**BRIEF:** Among the following entries, count the lines that contain "other" and report only the result.

**ENTRIES SHOWN:**

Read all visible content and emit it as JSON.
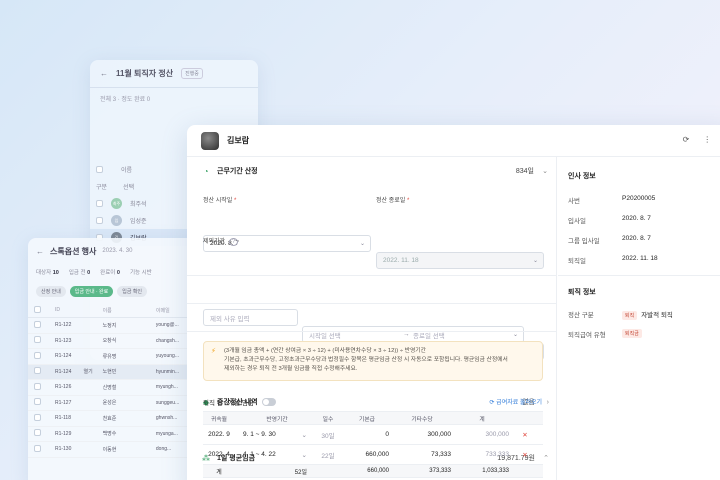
{
  "back1": {
    "title": "11월 퇴직자 정산",
    "tag": "진행중",
    "summary": "전체 3 · 정도 완료 0",
    "col_name": "이름",
    "col_group": "구분",
    "col_status": "선택",
    "rows": [
      {
        "initial": "최주",
        "name": "최주석"
      },
      {
        "initial": "임",
        "name": "임성준"
      },
      {
        "initial": "김",
        "name": "김보람"
      }
    ]
  },
  "back2": {
    "title": "스톡옵션 행사",
    "date": "2023. 4. 30",
    "stats": [
      {
        "label": "대상자",
        "value": "10"
      },
      {
        "label": "입금 전",
        "value": "0"
      },
      {
        "label": "완료이",
        "value": "0"
      },
      {
        "label": "기능 시반",
        "value": ""
      }
    ],
    "chips": [
      "산정 안내",
      "입금 안내 · 완료",
      "입금 확인"
    ],
    "headers": [
      "ID",
      "",
      "이름",
      "이메일"
    ],
    "rows": [
      {
        "id": "R1-122",
        "tag": "",
        "name": "노정지",
        "email": "young@..."
      },
      {
        "id": "R1-123",
        "tag": "",
        "name": "오창식",
        "email": "changsh..."
      },
      {
        "id": "R1-124",
        "tag": "",
        "name": "류유명",
        "email": "yuyoung..."
      },
      {
        "id": "R1-124",
        "tag": "열기",
        "name": "노현민",
        "email": "hyunmin..."
      },
      {
        "id": "R1-126",
        "tag": "",
        "name": "신명철",
        "email": "myungh..."
      },
      {
        "id": "R1-127",
        "tag": "",
        "name": "윤성은",
        "email": "sunggeu..."
      },
      {
        "id": "R1-118",
        "tag": "",
        "name": "천효준",
        "email": "ghwnsh..."
      },
      {
        "id": "R1-129",
        "tag": "",
        "name": "백명수",
        "email": "myunga..."
      },
      {
        "id": "R1-130",
        "tag": "",
        "name": "이동현",
        "email": "dong..."
      }
    ]
  },
  "main": {
    "name": "김보람",
    "period": {
      "title": "근무기간 산정",
      "value": "834일"
    },
    "start_label": "정산 시작일",
    "start_value": "2020. 8. 7",
    "end_label": "정산 종료일",
    "end_value": "2022. 11. 18",
    "excl_label": "제외기간",
    "excl_reason_ph": "제외 사유 입력",
    "excl_start_ph": "시작일 선택",
    "excl_end_ph": "종료일 선택",
    "mid": {
      "title": "중간정산 내역",
      "value": "없음"
    },
    "wage": {
      "title": "1일 평균임금",
      "value": "19,871.79원"
    },
    "notice_line1": "(3개월 임금 총액 + (연간 상여금 × 3 ÷ 12) + (미사용연차수당 × 3 ÷ 12)) ÷ 반영기간",
    "notice_line2": "기본급, 초과근무수당, 고정초과근무수당과 법정필수 항목은 평균임금 산정 시 자동으로 포함됩니다. 평균임금 산정에서",
    "notice_line3": "제외하는 경우 퇴직 전 3개월 임금을 직접 수정해주세요.",
    "pre3_title": "퇴직 전 3개월 임금",
    "reload_label": "급여자료 불러오기",
    "headers": [
      "귀속월",
      "반영기간",
      "일수",
      "기본급",
      "기타수당",
      "계"
    ],
    "rows": [
      {
        "month": "2022. 9",
        "range": "9. 1 ~ 9. 30",
        "days": "30일",
        "base": "0",
        "other": "300,000",
        "sum": "300,000"
      },
      {
        "month": "2022. 4",
        "range": "4. 1 ~ 4. 22",
        "days": "22일",
        "base": "660,000",
        "other": "73,333",
        "sum": "733,333"
      }
    ],
    "total": {
      "label": "계",
      "days": "52일",
      "base": "660,000",
      "other": "373,333",
      "sum": "1,033,333"
    }
  },
  "hr": {
    "title": "인사 정보",
    "fields": [
      {
        "k": "사번",
        "v": "P20200005"
      },
      {
        "k": "입사일",
        "v": "2020. 8. 7"
      },
      {
        "k": "그룹 입사일",
        "v": "2020. 8. 7"
      },
      {
        "k": "퇴직일",
        "v": "2022. 11. 18"
      }
    ],
    "retire_title": "퇴직 정보",
    "settle_label": "정산 구분",
    "settle_badge": "퇴직",
    "settle_value": "자발적 퇴직",
    "type_label": "퇴직급여 유형",
    "type_badge": "퇴직금"
  }
}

**RESPONSE TO THE TASK:** 3